  • Feline;
  • Hyperthyroidism;
  • Methimazole;
  • Transdermal

Background

Previous studies on transdermal methimazole have used pluronic lecithin organogel as the vehicle. This might not be the most suitable vehicle for a lipophilic drug, such as methimazole.

Hypothesis/Objectives

Once daily transdermal administration of a novel lipophilic formulation of methimazole is as safe and effective as oral carbimazole in treating hyperthyroidism in cats.

Animals

Forty-five client-owned cats diagnosed with hyperthyroidism.

Methods

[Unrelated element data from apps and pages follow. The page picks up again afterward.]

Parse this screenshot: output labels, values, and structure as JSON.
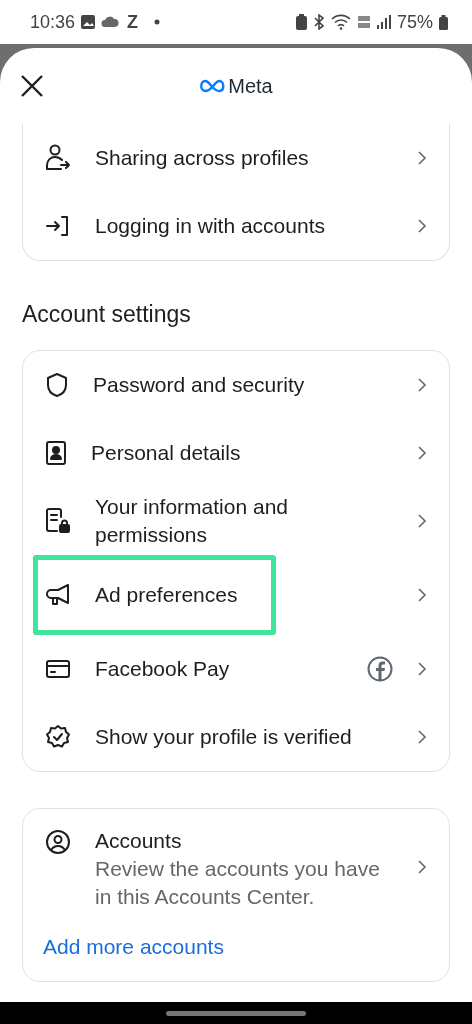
{
  "status_bar": {
    "time": "10:36",
    "notification_letter": "Z",
    "battery": "75%"
  },
  "header": {
    "title": "Meta"
  },
  "top_card": {
    "items": [
      {
        "label": "Sharing across profiles"
      },
      {
        "label": "Logging in with accounts"
      }
    ]
  },
  "account_settings": {
    "heading": "Account settings",
    "items": [
      {
        "label": "Password and security",
        "highlighted": false,
        "badge": false
      },
      {
        "label": "Personal details",
        "highlighted": false,
        "badge": false
      },
      {
        "label": "Your information and permissions",
        "highlighted": false,
        "badge": false
      },
      {
        "label": "Ad preferences",
        "highlighted": true,
        "badge": false
      },
      {
        "label": "Facebook Pay",
        "highlighted": false,
        "badge": true
      },
      {
        "label": "Show your profile is verified",
        "highlighted": false,
        "badge": false
      }
    ]
  },
  "accounts_card": {
    "title": "Accounts",
    "description": "Review the accounts you have in this Accounts Center.",
    "link": "Add more accounts"
  }
}
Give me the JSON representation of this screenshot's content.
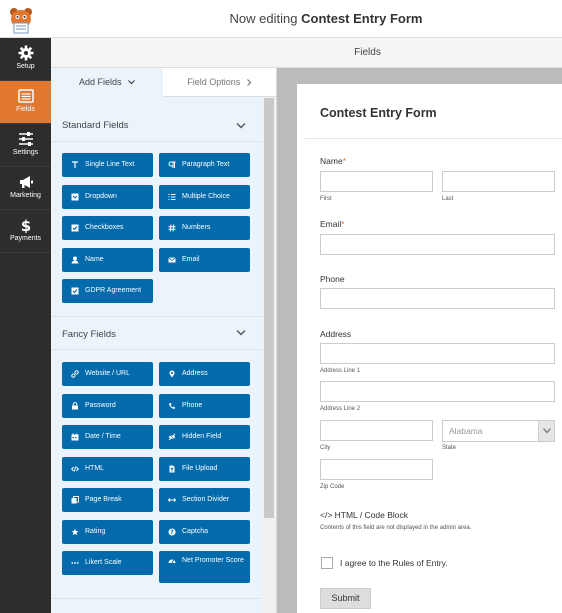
{
  "header": {
    "editing_prefix": "Now editing",
    "form_name": "Contest Entry Form"
  },
  "sidebar": {
    "items": [
      {
        "label": "Setup",
        "icon": "gear-icon"
      },
      {
        "label": "Fields",
        "icon": "fields-icon",
        "active": true
      },
      {
        "label": "Settings",
        "icon": "sliders-icon"
      },
      {
        "label": "Marketing",
        "icon": "megaphone-icon"
      },
      {
        "label": "Payments",
        "icon": "dollar-icon"
      }
    ]
  },
  "fields_header": {
    "title": "Fields"
  },
  "tabs": {
    "add_fields": "Add Fields",
    "field_options": "Field Options"
  },
  "standard_fields": {
    "title": "Standard Fields",
    "buttons": [
      {
        "label": "Single Line Text",
        "icon": "text-icon"
      },
      {
        "label": "Paragraph Text",
        "icon": "paragraph-icon"
      },
      {
        "label": "Dropdown",
        "icon": "dropdown-icon"
      },
      {
        "label": "Multiple Choice",
        "icon": "list-icon"
      },
      {
        "label": "Checkboxes",
        "icon": "checkbox-icon"
      },
      {
        "label": "Numbers",
        "icon": "hash-icon"
      },
      {
        "label": "Name",
        "icon": "user-icon"
      },
      {
        "label": "Email",
        "icon": "envelope-icon"
      },
      {
        "label": "GDPR Agreement",
        "icon": "checkbox-icon"
      }
    ]
  },
  "fancy_fields": {
    "title": "Fancy Fields",
    "buttons": [
      {
        "label": "Website / URL",
        "icon": "link-icon"
      },
      {
        "label": "Address",
        "icon": "map-marker-icon"
      },
      {
        "label": "Password",
        "icon": "lock-icon"
      },
      {
        "label": "Phone",
        "icon": "phone-icon"
      },
      {
        "label": "Date / Time",
        "icon": "calendar-icon"
      },
      {
        "label": "Hidden Field",
        "icon": "eye-slash-icon"
      },
      {
        "label": "HTML",
        "icon": "code-icon"
      },
      {
        "label": "File Upload",
        "icon": "upload-icon"
      },
      {
        "label": "Page Break",
        "icon": "copy-icon"
      },
      {
        "label": "Section Divider",
        "icon": "arrows-h-icon"
      },
      {
        "label": "Rating",
        "icon": "star-icon"
      },
      {
        "label": "Captcha",
        "icon": "question-icon"
      },
      {
        "label": "Likert Scale",
        "icon": "ellipsis-icon"
      },
      {
        "label": "Net Promoter Score",
        "icon": "tachometer-icon"
      }
    ]
  },
  "form": {
    "title": "Contest Entry Form",
    "name_label": "Name",
    "required_mark": "*",
    "name_first": "First",
    "name_last": "Last",
    "email_label": "Email",
    "phone_label": "Phone",
    "address_label": "Address",
    "address_line1": "Address Line 1",
    "address_line2": "Address Line 2",
    "city": "City",
    "state": "State",
    "state_value": "Alabama",
    "zip": "Zip Code",
    "html_block_title": "</> HTML / Code Block",
    "html_block_note": "Contents of this field are not displayed in the admin area.",
    "agree_label": "I agree to the Rules of Entry.",
    "submit_label": "Submit"
  },
  "colors": {
    "accent": "#e27730",
    "button_blue": "#036aab",
    "sidebar_bg": "#2d2d2d",
    "panel_bg": "#ebf3fb"
  }
}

Prospective study. Cats with newly diagnosed, untreated hyperthyroidism were treated with carbimazole (5 mg PO, q12h) or methimazole (10 mg) applied to the inner pinnae q24h. Cats were examined after 0, 1, 4, 8, and 12 weeks of treatment. Clinical signs, body weight, systolic blood pressure, hematologic, serum biochemical and urine parameters, total serum thyroxine concentrations (TT4), and serum methimazole concentrations were recorded.

Results

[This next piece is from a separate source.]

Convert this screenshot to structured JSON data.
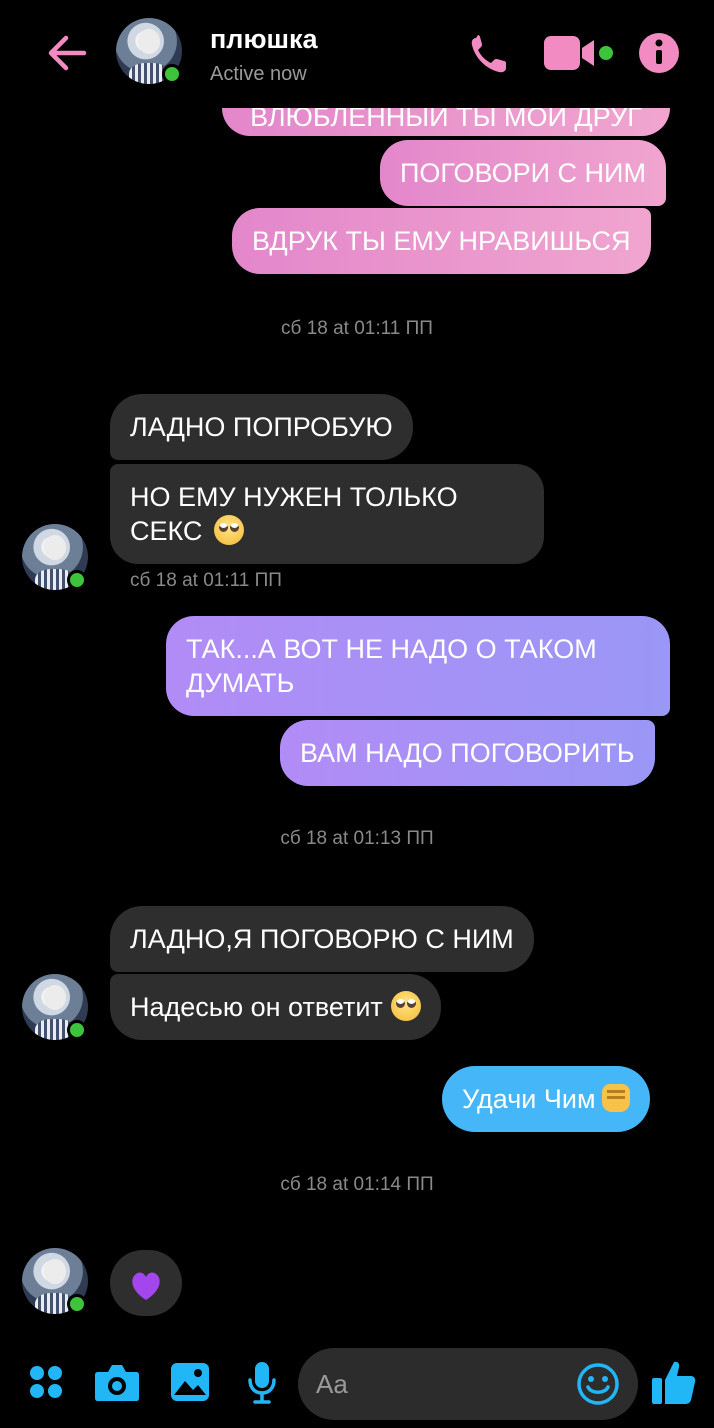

No significant differences between groups were detected at day 0. Both formulations were effective in treating hyperthyroidism. No significant differences were detected in thyroxine concentrations, body weight, blood pressure, heart rate, alkaline phosphatase, alanine aminotransferase, creatinine, urea, and urine specific gravity (USG) between groups. The serum methimazole concentrations correlated poorly with TT4-concentrations in both groups.

Conclusions and Clinical Importance

In this 12-week trial, once daily application of a novel formulation of transdermal methimazole applied to the pinnae was as effective and safe as twice daily oral carbimazole in the treatment of cats with hyperthyroidism. This novel formulation and transdermal application could have practical advantages to some pet owners.